Truck drivers are in high demand, and there is currently a shortage of them in the United States, making it one of the most sought-after professions. As a truck driver, you can expect to have a solid, stable and long-lasting career. Before you invest your time and money in a CDL Class A training program, it's important to decide if truck driving is right for you. In this article, we'll explore the various pros and cons of being a truck driver and help you determine if the pros outweigh the drawbacks for you.
After reading this article, you should have a better idea of whether truck driving is a good career option for you. One of the main advantages of becoming a truck driver is that you can start earning a high annual salary without spending years on training. While there is the training and paperwork required to get your CDL and authority, the pay is often worthwhile for truck drivers. If you work for a trucking company, there are no significant upfront costs either. A career as a truck driver is really a big job, as long as you can manage the problems that come with it. Hours of service regulations, for example, prevent truck drivers from working an absurd and unhealthy amount.
If you are a person who can adapt to any environment and can travel on a regular basis, you can consider dedicating yourself to road transport.
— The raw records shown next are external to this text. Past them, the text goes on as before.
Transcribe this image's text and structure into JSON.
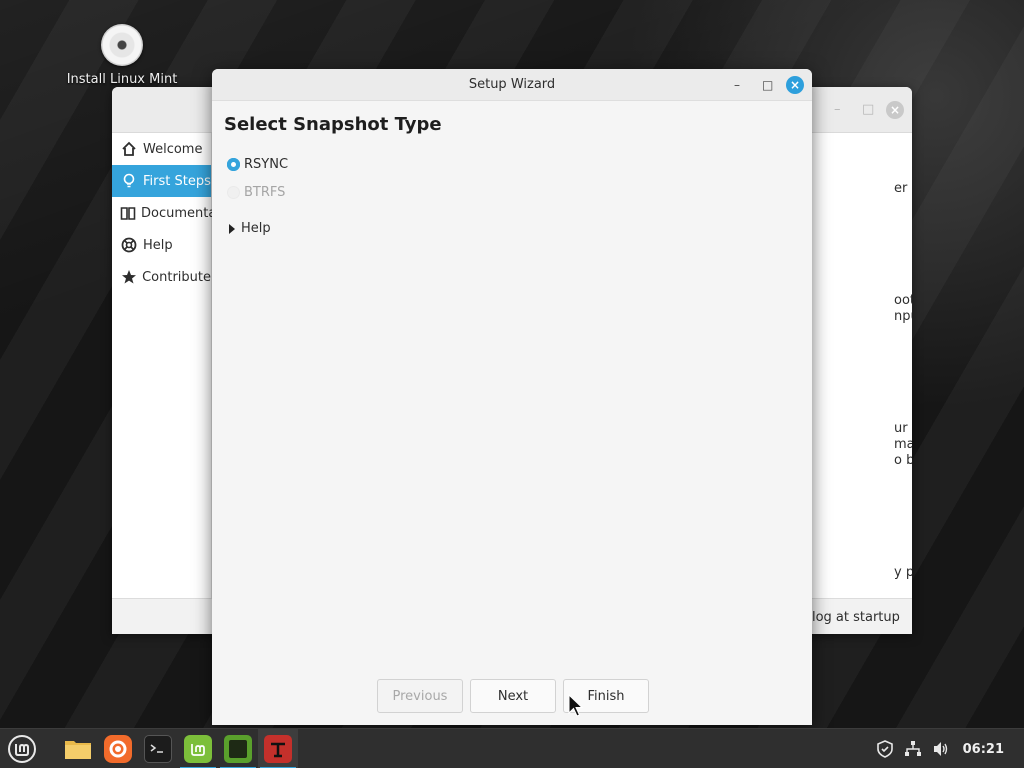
{
  "desktop": {
    "icon_label": "Install Linux Mint"
  },
  "welcome_window": {
    "sidebar": {
      "items": [
        {
          "label": "Welcome",
          "icon": "home-icon"
        },
        {
          "label": "First Steps",
          "icon": "lightbulb-icon",
          "active": true
        },
        {
          "label": "Documenta",
          "icon": "book-icon"
        },
        {
          "label": "Help",
          "icon": "lifebuoy-icon"
        },
        {
          "label": "Contribute",
          "icon": "star-icon"
        }
      ]
    },
    "content_fragments": [
      "er a light or",
      "oot",
      "nputer to its",
      "ur computer.",
      "matically",
      "o be",
      "y popular"
    ],
    "footer_text": "alog at startup"
  },
  "wizard": {
    "title": "Setup Wizard",
    "minimize_glyph": "–",
    "maximize_glyph": "□",
    "close_glyph": "×",
    "heading": "Select Snapshot Type",
    "options": [
      {
        "label": "RSYNC",
        "selected": true,
        "enabled": true
      },
      {
        "label": "BTRFS",
        "selected": false,
        "enabled": false
      }
    ],
    "help_expander": "Help",
    "buttons": {
      "previous": "Previous",
      "next": "Next",
      "finish": "Finish"
    }
  },
  "taskbar": {
    "apps": [
      "menu-icon",
      "files-icon",
      "firefox-icon",
      "terminal-icon",
      "mintinstall-icon",
      "system-monitor-icon",
      "timeshift-icon"
    ],
    "clock": "06:21",
    "accent_color": "#35a4dc"
  }
}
If you're sure you want to become a truck driver and drive your own truck, remember that you should also feel safe running your own business. Drivers engage in trucking from every conceivable walk of life, from kids just out of high school to older retirees entering their second or third or fourth careers. If you are not prepared to work hard, listen more than you talk about and treat truck driving as a lifestyle rather than a job, then trucking is going to give you a hard time. A person who doesn't like working in normal 9-5 times can enjoy working as a truck driver. Trucking may seem difficult to learn, but if you enroll in a high-quality school, such as Southwest Truck Driver Training, you'll gain the knowledge you need to prepare for your first driving job.
Veterans can also take advantage of the benefits of the GI Act to attend truck driving school to become truck drivers. Truck driving is a career like no other, and it requires an exceptional amount of patience, perseverance and hard work. But for the right person, it provides an exciting and rewarding career with an excellent starting salary and excellent growth potential as you gain experience. If you don't work for a business and own your truck, remember that there are running costs associated with it such as the initial purchase or lease, regular maintenance schedule, and current fuel costs. There are also plenty of great electric cooler options for drivers who don't have a refrigerator in their truck.